‘ He instead recommended expats consider a money transfer service like Moneycorp, Revolut or Transferwise, which lets customers hold and exchange currencies at a lower cost and a better rate than what is usually offered by banks. Although they are not banks, with money ring-fenced in segregated accounts rather than explicitly protected by the UK deposit protection scheme, they do offer expats access to UK bank details and accounts which can hold pounds.

Transferwise offers a multi-currency account with access to EU bank details. It is also licensed in Belgium, meaning it will be unaffected by the end of passporting rules. The account lets customers hold euros, Czech koruna, Danish krone, Polish zloty, Hungarian forint and Swedish krona also comes with a Mastercard debit card and the ability to pay direct debits.

Moneycorp doesn’t offer a debit card for expats, but it does offer an online currency conversion account with 33 possible currencies.

Counting the cost: Currency conversion charges for UK expats in the EU

Bank  Fee  Amount received when converting £1,000
HSBC  £4 (£0 if sent to another HSBC account or from its currency account if sending euros) €1,056. 58 
Moneycorp  N/A  €1,093 
Transferwise  0. 35%  €1,098. 63 
Revolut  0. 5% beyond first £1,000 converted each month €1,100. 91
All figures correct as of 1. 30 on 6 October 2020  

And provided they’re happy to manage an account on their smartphone, Revolut lets customers open a sterling account, generate European bank details for themselves, or transfer money with a 0. 5 per cent fee if an expat wants to convert more than £1,000 a month.
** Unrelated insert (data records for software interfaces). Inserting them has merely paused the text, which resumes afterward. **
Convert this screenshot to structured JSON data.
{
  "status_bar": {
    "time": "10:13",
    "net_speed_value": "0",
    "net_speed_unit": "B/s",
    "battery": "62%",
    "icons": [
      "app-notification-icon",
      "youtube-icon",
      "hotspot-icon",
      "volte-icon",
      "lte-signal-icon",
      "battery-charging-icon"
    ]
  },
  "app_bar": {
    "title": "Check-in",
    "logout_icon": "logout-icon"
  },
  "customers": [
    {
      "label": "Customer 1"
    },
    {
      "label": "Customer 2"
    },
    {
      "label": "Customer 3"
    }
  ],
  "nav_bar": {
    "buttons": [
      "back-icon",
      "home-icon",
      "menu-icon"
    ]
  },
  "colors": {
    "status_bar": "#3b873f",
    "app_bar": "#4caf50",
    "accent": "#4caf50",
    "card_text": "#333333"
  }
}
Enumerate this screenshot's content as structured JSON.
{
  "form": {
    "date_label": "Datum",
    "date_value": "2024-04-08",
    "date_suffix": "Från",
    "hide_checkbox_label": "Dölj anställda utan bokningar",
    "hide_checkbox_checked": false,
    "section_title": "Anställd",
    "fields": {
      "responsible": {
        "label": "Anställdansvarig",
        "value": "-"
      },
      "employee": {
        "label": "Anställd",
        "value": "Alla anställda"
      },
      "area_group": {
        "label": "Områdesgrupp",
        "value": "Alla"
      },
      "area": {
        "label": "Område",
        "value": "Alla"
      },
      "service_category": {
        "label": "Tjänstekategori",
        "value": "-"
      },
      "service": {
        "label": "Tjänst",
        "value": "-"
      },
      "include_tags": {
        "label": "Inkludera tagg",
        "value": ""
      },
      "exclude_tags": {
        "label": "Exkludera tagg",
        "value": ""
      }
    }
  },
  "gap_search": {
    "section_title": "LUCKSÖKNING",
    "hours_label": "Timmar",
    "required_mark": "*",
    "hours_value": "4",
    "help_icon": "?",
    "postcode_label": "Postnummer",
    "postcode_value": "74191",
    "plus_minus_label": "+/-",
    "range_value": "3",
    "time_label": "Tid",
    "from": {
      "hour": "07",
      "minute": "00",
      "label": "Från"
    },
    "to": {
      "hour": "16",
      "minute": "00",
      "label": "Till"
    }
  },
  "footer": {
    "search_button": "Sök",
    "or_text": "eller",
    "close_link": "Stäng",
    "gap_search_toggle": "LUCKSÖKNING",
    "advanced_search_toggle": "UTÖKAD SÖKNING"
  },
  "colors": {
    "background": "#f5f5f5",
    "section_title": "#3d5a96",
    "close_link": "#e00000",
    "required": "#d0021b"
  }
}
Rob Hallums said these accounts ‘help to reduce the exposure to exchange rate turbulence’ but warned those thinking of signing up to check they can get their pensions paid into one of these accounts first.